Looking for some reading recommendations for your book club? Why not mix things up with a Young Adult (YA) title!
When sixteen year-old Jacob Portman stumbles upon the deserted island and crumbling mansion in Miss Peregrine’s Home for Peculiar Children, he never expected that he would become so involved with the island’s strange and interesting young inhabitants.
This readalike is in response to a customer's book-match request. If you would like personalized reading recommendations, fill out the book-match form and a librarian will email suggested titles to you. Available for adults, teens, and kids. You can browse other book matches here.
Looking for Alaska by John Green
Sixteen-year-old Miles' first year at Culver Creek Preparatory School in Alabama includes good friends and great pranks, but is defined by the search for answers about life and death after a fatal car crash. (catalog summary)
If you like John Green's style of writing, check out these other titles similar to his works.
The Absolutely True Diary of A Part-time Indian by Sherman Alexie

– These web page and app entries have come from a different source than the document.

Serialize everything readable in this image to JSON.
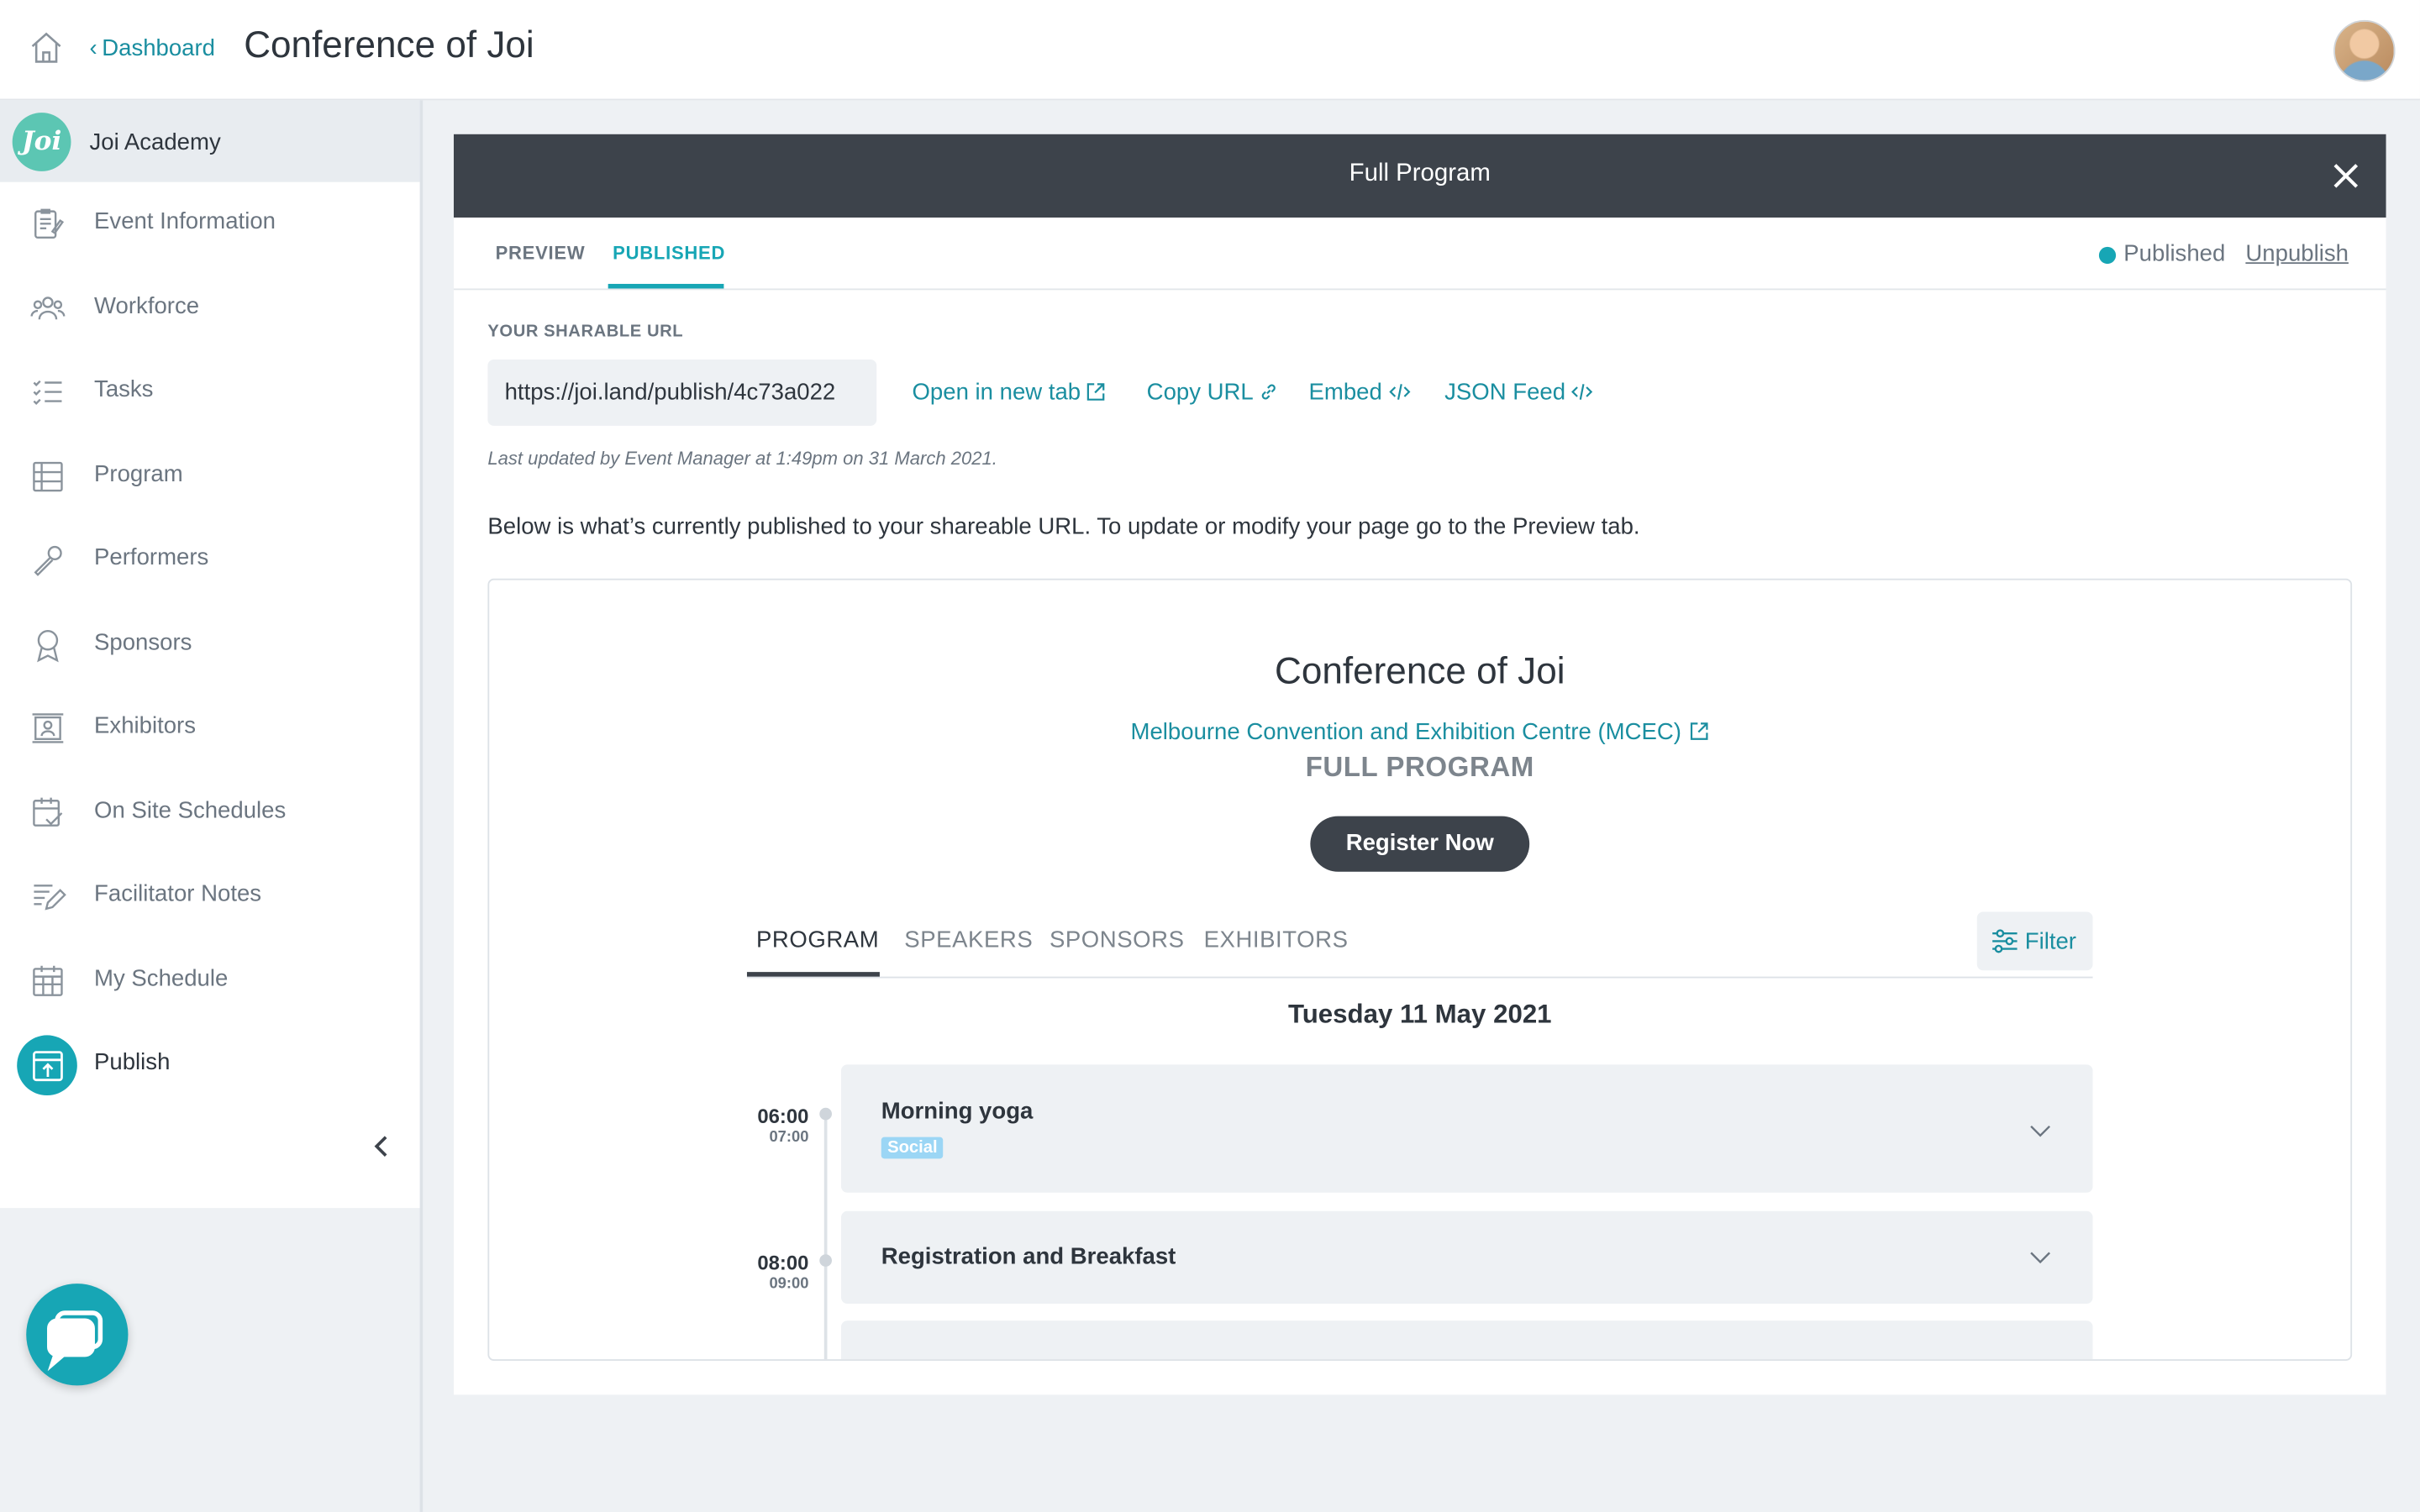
{
  "header": {
    "breadcrumb": "Dashboard",
    "title": "Conference of Joi"
  },
  "sidebar": {
    "org_logo": "Joi",
    "org_name": "Joi Academy",
    "items": [
      {
        "label": "Event Information",
        "icon": "edit-document-icon"
      },
      {
        "label": "Workforce",
        "icon": "people-icon"
      },
      {
        "label": "Tasks",
        "icon": "checklist-icon"
      },
      {
        "label": "Program",
        "icon": "program-list-icon"
      },
      {
        "label": "Performers",
        "icon": "microphone-icon"
      },
      {
        "label": "Sponsors",
        "icon": "award-ribbon-icon"
      },
      {
        "label": "Exhibitors",
        "icon": "exhibitor-booth-icon"
      },
      {
        "label": "On Site Schedules",
        "icon": "calendar-check-icon"
      },
      {
        "label": "Facilitator Notes",
        "icon": "notes-pen-icon"
      },
      {
        "label": "My Schedule",
        "icon": "calendar-grid-icon"
      },
      {
        "label": "Publish",
        "icon": "publish-icon",
        "active": true
      }
    ]
  },
  "panel": {
    "title": "Full Program",
    "tabs": {
      "preview": "PREVIEW",
      "published": "PUBLISHED"
    },
    "active_tab": "PUBLISHED",
    "status": "Published",
    "unpublish": "Unpublish",
    "url_label": "YOUR SHARABLE URL",
    "url": "https://joi.land/publish/4c73a022",
    "links": {
      "open": "Open in new tab",
      "copy": "Copy URL",
      "embed": "Embed",
      "json": "JSON Feed"
    },
    "updated": "Last updated by Event Manager at 1:49pm on 31 March 2021.",
    "description": "Below is what’s currently published to your shareable URL. To update or modify your page go to the Preview tab."
  },
  "preview": {
    "event_title": "Conference of Joi",
    "venue": "Melbourne Convention and Exhibition Centre (MCEC)",
    "heading": "FULL PROGRAM",
    "register": "Register Now",
    "tabs": [
      "PROGRAM",
      "SPEAKERS",
      "SPONSORS",
      "EXHIBITORS"
    ],
    "active_tab": "PROGRAM",
    "filter": "Filter",
    "date": "Tuesday 11 May 2021",
    "sessions": [
      {
        "start": "06:00",
        "end": "07:00",
        "title": "Morning yoga",
        "tag": "Social"
      },
      {
        "start": "08:00",
        "end": "09:00",
        "title": "Registration and Breakfast"
      }
    ]
  },
  "colors": {
    "accent": "#17a6b5",
    "link": "#1a8ea0",
    "header_dark": "#3d434b",
    "tag_social": "#9bd6f5"
  }
}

Budding cartoonist Junior leaves his troubled school on the Spokane Indian Reservation to attend an all-white farm town school where the only other Indian is the school mascot. (catalog summary)
All the Bright Places by Jennifer Niven
Told in alternating voices, when Theodore Finch and Violet Markey meet on the ledge of the bell tower at school--both teetering on the edge--it's the beginning of an unlikely relationship, a journey to discover the "natural wonders" of the state of Indiana, and two teens' desperate desire to heal and save one another. (catalog summary)
Gawain of Orkney doesn't need a squire. He's yet to make it to King Arthur's court to be knighted, and, if he does need a squire later, he has a few brothers in the hinterlands who will do. For his part, Terence is perfectly happy taking care of his foster father, the hermit Trevisant. He is a kind boy and an excellent cook, though granted a bit confused at present. Just recently the trees had started talking to him.
Trevisant, however, has other ideas. After a shared pot of excellent stewed rabbit, the hermit tells the pair that they are destined to achieve great things together. Terence tells Gawain that it must be so, since Trevisant has the gift to see the future as if it were the past.
Novelists have bills like the rest of us. They could be writing novels and need auto repairs but cannot wait until they get the advances on the novels. What to do? Short pieces, book reviews, and articles in magazines help a bit. Writers with a journalism background will publish a collection of pieces filed from a war front; others have something they cannot work into novels and publish the ideas separately, as essays. Either way, readers win.